#### TASK DESCRIPTION
Each line of the listing where "changeVowels" appears should be reported.

#### TASK MATERIAL

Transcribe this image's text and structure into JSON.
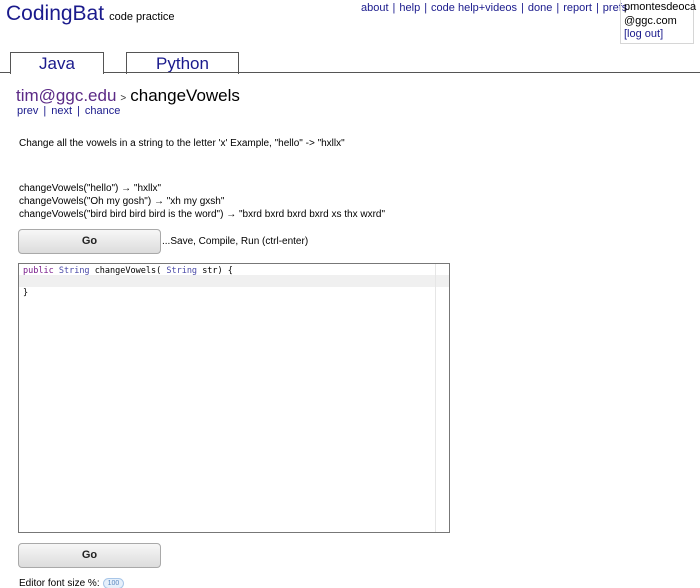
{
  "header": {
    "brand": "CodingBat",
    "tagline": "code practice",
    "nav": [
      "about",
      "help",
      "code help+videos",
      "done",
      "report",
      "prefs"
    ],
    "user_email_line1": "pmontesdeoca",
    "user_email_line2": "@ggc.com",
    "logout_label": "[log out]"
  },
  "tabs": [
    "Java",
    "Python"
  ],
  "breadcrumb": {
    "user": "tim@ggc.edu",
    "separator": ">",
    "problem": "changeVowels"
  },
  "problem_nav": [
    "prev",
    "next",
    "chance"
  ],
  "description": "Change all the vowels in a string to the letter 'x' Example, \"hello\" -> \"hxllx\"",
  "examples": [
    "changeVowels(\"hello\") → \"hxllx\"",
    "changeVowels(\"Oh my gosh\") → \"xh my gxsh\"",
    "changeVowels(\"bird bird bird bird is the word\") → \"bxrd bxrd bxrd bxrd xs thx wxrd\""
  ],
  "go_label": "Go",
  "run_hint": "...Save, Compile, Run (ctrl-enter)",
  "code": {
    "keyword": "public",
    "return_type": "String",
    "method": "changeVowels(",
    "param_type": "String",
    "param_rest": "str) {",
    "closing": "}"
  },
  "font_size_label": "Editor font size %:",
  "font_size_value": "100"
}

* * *

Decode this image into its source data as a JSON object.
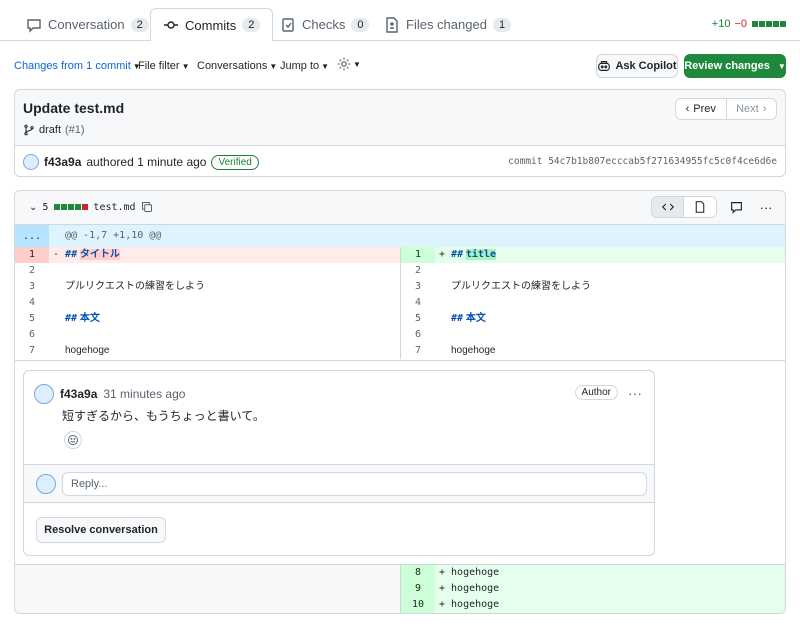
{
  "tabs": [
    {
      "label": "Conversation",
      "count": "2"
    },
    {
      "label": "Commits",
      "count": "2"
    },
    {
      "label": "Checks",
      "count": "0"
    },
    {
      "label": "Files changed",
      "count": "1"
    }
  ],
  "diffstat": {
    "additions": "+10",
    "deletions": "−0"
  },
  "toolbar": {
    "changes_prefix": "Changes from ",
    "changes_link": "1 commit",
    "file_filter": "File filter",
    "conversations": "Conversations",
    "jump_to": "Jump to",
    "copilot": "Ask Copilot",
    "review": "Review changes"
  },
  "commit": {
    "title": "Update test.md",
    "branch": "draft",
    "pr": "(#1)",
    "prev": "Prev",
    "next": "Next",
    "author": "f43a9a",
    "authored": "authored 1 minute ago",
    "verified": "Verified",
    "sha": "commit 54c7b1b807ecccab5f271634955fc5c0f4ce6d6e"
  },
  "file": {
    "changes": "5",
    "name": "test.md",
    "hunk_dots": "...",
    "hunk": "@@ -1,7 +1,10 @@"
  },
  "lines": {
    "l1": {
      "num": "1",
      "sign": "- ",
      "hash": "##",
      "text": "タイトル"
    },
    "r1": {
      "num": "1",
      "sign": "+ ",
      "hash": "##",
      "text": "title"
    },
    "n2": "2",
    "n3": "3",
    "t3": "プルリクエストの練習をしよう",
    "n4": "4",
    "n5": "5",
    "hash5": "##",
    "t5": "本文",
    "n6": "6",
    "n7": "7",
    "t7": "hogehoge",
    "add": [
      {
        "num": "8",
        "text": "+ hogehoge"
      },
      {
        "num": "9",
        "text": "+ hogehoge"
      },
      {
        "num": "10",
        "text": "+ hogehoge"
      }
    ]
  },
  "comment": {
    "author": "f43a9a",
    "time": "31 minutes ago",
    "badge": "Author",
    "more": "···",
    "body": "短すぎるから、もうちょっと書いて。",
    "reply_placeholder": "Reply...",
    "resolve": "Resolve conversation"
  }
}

#### WRITTEN RESPONSE
    "problem": "changeVowels"
    "changeVowels(\"hello\") → \"hxllx\"",
    "changeVowels(\"Oh my gosh\") → \"xh my gxsh\"",
    "changeVowels(\"bird bird bird bird is the word\") → \"bxrd bxrd bxrd bxrd xs thx wxrd\""
    "method": "changeVowels(",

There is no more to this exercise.